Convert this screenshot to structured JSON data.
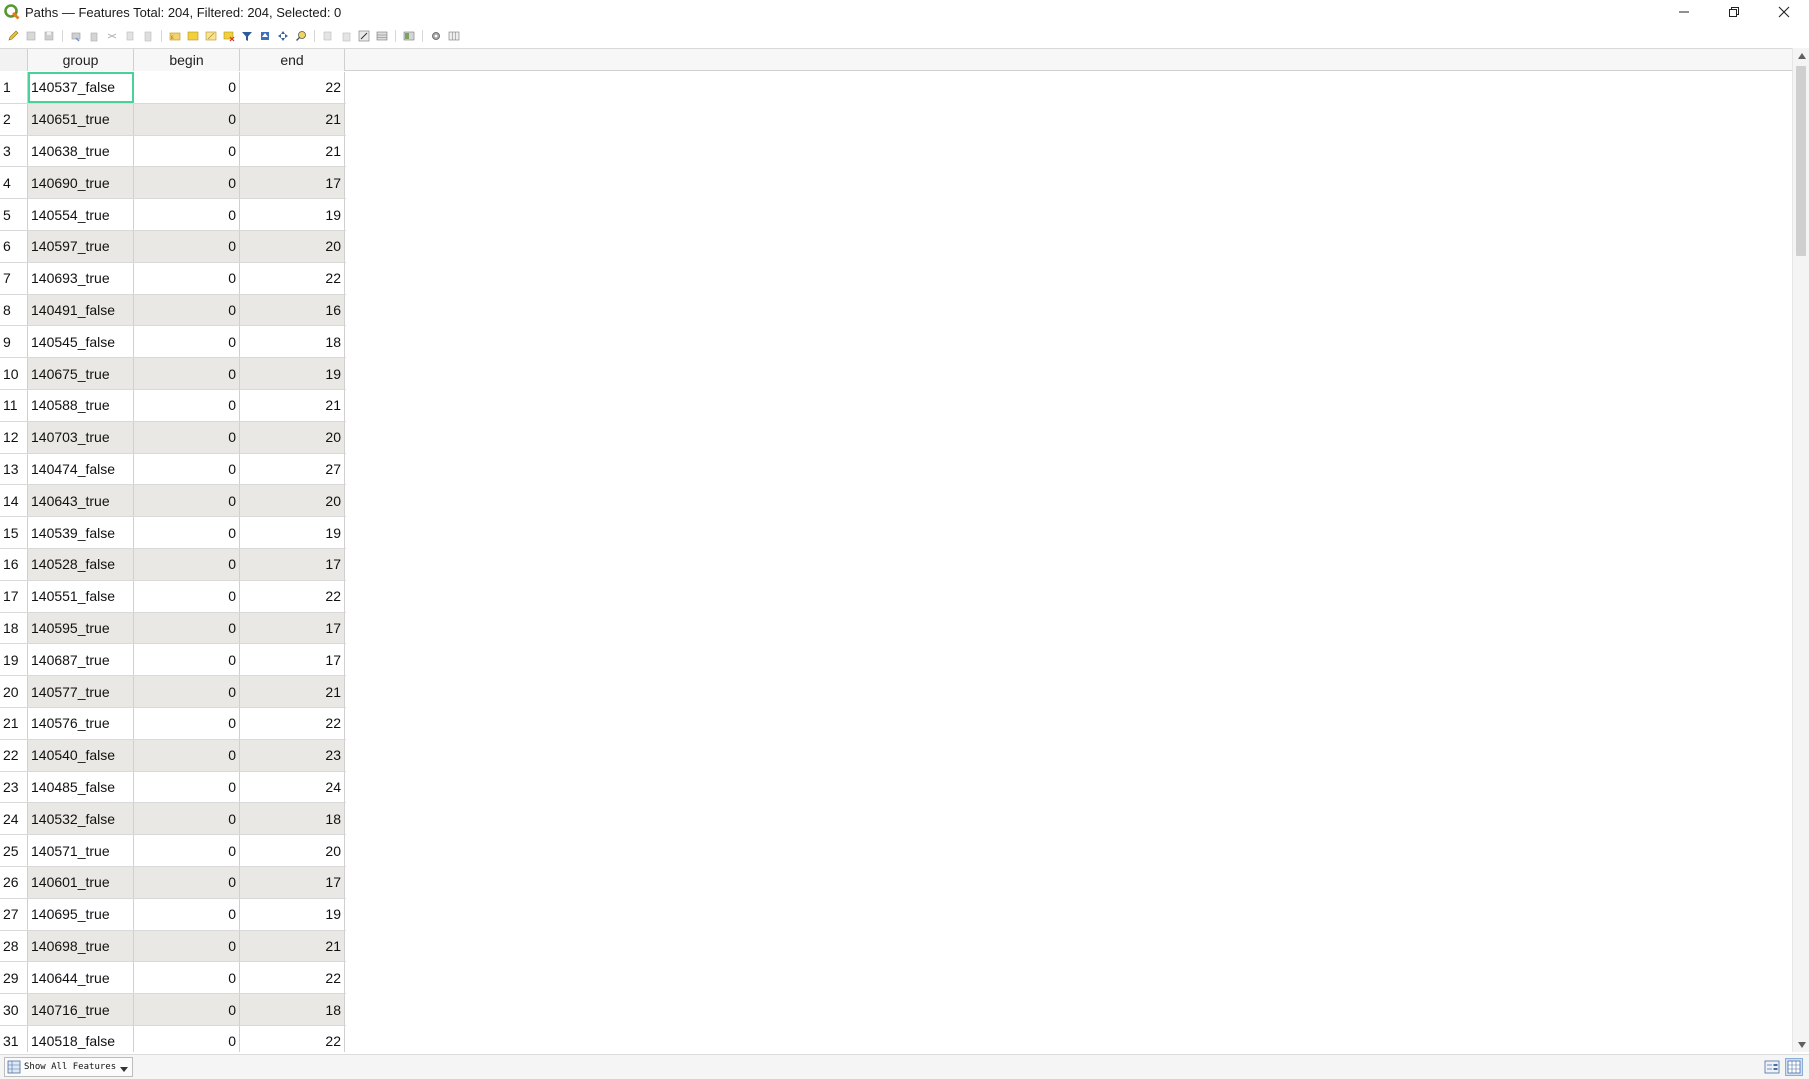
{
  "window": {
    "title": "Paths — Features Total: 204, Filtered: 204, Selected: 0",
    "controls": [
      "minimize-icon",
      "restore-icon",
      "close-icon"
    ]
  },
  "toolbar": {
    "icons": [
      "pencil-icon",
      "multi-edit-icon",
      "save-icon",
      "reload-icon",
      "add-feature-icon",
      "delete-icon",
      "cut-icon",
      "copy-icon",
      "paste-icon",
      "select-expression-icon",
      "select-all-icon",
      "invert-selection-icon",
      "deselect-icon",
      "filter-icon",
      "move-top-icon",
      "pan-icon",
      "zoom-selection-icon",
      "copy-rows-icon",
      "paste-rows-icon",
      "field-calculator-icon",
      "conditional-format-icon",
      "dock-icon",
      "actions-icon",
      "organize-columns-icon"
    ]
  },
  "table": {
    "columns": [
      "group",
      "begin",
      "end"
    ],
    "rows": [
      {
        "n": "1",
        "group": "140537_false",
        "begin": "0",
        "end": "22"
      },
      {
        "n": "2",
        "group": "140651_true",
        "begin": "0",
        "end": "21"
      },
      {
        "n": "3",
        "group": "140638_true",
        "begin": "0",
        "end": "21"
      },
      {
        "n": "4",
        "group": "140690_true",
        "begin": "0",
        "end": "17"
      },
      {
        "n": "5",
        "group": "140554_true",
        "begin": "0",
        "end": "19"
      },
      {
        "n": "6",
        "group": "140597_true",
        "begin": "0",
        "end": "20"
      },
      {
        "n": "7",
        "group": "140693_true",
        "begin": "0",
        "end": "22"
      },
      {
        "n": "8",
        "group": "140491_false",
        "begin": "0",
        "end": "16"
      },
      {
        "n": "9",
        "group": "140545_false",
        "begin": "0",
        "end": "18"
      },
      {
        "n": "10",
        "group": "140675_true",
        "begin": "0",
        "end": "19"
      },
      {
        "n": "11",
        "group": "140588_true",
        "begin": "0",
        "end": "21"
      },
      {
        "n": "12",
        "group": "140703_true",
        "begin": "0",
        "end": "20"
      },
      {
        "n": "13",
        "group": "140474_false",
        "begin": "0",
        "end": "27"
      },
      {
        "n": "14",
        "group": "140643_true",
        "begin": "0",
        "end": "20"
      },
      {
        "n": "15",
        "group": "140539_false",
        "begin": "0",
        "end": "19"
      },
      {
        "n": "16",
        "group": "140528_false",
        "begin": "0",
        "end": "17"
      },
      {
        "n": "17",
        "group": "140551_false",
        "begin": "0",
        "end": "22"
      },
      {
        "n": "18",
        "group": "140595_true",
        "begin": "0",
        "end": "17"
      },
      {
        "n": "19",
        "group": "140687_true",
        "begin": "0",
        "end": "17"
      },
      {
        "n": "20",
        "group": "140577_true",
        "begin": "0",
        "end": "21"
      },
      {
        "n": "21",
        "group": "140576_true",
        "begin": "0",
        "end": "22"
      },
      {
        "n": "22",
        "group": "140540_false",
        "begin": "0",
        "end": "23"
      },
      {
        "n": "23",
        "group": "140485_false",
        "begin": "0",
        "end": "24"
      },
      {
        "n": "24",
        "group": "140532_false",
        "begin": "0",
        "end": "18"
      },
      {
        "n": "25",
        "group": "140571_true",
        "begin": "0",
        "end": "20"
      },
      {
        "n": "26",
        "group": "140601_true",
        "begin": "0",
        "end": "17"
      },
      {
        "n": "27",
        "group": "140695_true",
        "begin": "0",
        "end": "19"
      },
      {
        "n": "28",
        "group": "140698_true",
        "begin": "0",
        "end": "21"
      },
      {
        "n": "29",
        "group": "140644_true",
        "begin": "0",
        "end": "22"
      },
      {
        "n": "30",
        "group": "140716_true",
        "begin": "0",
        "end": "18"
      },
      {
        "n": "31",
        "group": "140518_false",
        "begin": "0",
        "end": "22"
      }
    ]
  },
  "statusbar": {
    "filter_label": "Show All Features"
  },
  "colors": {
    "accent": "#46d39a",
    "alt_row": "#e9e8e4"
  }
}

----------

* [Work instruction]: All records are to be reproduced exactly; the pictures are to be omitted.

* [Output below]:
Convert this screenshot to structured JSON data.
{
  "window": {
    "title": "Paths — Features Total: 204, Filtered: 204, Selected: 0",
    "controls": [
      "minimize-icon",
      "restore-icon",
      "close-icon"
    ]
  },
  "toolbar": {
    "icons": [
      "pencil-icon",
      "multi-edit-icon",
      "save-icon",
      "reload-icon",
      "add-feature-icon",
      "delete-icon",
      "cut-icon",
      "copy-icon",
      "paste-icon",
      "select-expression-icon",
      "select-all-icon",
      "invert-selection-icon",
      "deselect-icon",
      "filter-icon",
      "move-top-icon",
      "pan-icon",
      "zoom-selection-icon",
      "copy-rows-icon",
      "paste-rows-icon",
      "field-calculator-icon",
      "conditional-format-icon",
      "dock-icon",
      "actions-icon",
      "organize-columns-icon"
    ]
  },
  "table": {
    "columns": [
      "group",
      "begin",
      "end"
    ],
    "rows": [
      {
        "n": "1",
        "group": "140537_false",
        "begin": "0",
        "end": "22"
      },
      {
        "n": "2",
        "group": "140651_true",
        "begin": "0",
        "end": "21"
      },
      {
        "n": "3",
        "group": "140638_true",
        "begin": "0",
        "end": "21"
      },
      {
        "n": "4",
        "group": "140690_true",
        "begin": "0",
        "end": "17"
      },
      {
        "n": "5",
        "group": "140554_true",
        "begin": "0",
        "end": "19"
      },
      {
        "n": "6",
        "group": "140597_true",
        "begin": "0",
        "end": "20"
      },
      {
        "n": "7",
        "group": "140693_true",
        "begin": "0",
        "end": "22"
      },
      {
        "n": "8",
        "group": "140491_false",
        "begin": "0",
        "end": "16"
      },
      {
        "n": "9",
        "group": "140545_false",
        "begin": "0",
        "end": "18"
      },
      {
        "n": "10",
        "group": "140675_true",
        "begin": "0",
        "end": "19"
      },
      {
        "n": "11",
        "group": "140588_true",
        "begin": "0",
        "end": "21"
      },
      {
        "n": "12",
        "group": "140703_true",
        "begin": "0",
        "end": "20"
      },
      {
        "n": "13",
        "group": "140474_false",
        "begin": "0",
        "end": "27"
      },
      {
        "n": "14",
        "group": "140643_true",
        "begin": "0",
        "end": "20"
      },
      {
        "n": "15",
        "group": "140539_false",
        "begin": "0",
        "end": "19"
      },
      {
        "n": "16",
        "group": "140528_false",
        "begin": "0",
        "end": "17"
      },
      {
        "n": "17",
        "group": "140551_false",
        "begin": "0",
        "end": "22"
      },
      {
        "n": "18",
        "group": "140595_true",
        "begin": "0",
        "end": "17"
      },
      {
        "n": "19",
        "group": "140687_true",
        "begin": "0",
        "end": "17"
      },
      {
        "n": "20",
        "group": "140577_true",
        "begin": "0",
        "end": "21"
      },
      {
        "n": "21",
        "group": "140576_true",
        "begin": "0",
        "end": "22"
      },
      {
        "n": "22",
        "group": "140540_false",
        "begin": "0",
        "end": "23"
      },
      {
        "n": "23",
        "group": "140485_false",
        "begin": "0",
        "end": "24"
      },
      {
        "n": "24",
        "group": "140532_false",
        "begin": "0",
        "end": "18"
      },
      {
        "n": "25",
        "group": "140571_true",
        "begin": "0",
        "end": "20"
      },
      {
        "n": "26",
        "group": "140601_true",
        "begin": "0",
        "end": "17"
      },
      {
        "n": "27",
        "group": "140695_true",
        "begin": "0",
        "end": "19"
      },
      {
        "n": "28",
        "group": "140698_true",
        "begin": "0",
        "end": "21"
      },
      {
        "n": "29",
        "group": "140644_true",
        "begin": "0",
        "end": "22"
      },
      {
        "n": "30",
        "group": "140716_true",
        "begin": "0",
        "end": "18"
      },
      {
        "n": "31",
        "group": "140518_false",
        "begin": "0",
        "end": "22"
      }
    ]
  },
  "statusbar": {
    "filter_label": "Show All Features"
  },
  "colors": {
    "accent": "#46d39a",
    "alt_row": "#e9e8e4"
  }
}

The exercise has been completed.